■ **TASK OBJECTIVE**:
A single number is wanted: how many lines of the data include the string "title".

■ **Page and application data records**:
-- -- --
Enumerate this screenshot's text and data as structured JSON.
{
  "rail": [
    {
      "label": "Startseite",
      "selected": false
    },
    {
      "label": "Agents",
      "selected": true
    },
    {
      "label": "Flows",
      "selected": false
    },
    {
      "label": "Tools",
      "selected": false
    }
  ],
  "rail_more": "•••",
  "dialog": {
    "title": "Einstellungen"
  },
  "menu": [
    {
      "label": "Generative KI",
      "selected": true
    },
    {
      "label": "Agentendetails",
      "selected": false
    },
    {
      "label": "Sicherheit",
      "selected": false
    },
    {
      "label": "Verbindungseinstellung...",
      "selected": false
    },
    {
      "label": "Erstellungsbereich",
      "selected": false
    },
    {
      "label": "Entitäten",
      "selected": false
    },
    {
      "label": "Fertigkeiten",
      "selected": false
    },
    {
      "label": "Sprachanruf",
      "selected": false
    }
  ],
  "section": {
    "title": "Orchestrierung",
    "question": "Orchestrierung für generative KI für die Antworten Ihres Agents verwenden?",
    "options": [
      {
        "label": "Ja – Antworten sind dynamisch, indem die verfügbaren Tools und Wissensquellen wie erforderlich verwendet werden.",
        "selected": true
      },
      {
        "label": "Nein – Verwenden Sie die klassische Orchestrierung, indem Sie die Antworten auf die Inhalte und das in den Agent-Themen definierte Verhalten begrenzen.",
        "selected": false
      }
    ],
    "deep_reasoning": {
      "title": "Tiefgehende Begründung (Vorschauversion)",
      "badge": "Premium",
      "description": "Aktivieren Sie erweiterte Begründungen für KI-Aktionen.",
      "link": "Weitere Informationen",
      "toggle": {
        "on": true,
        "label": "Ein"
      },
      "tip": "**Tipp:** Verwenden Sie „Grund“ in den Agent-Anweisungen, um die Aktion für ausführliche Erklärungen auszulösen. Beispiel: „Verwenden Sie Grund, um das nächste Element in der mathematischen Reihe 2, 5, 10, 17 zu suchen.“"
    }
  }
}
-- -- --
■ **ANSWER TO THIS TASK**:
3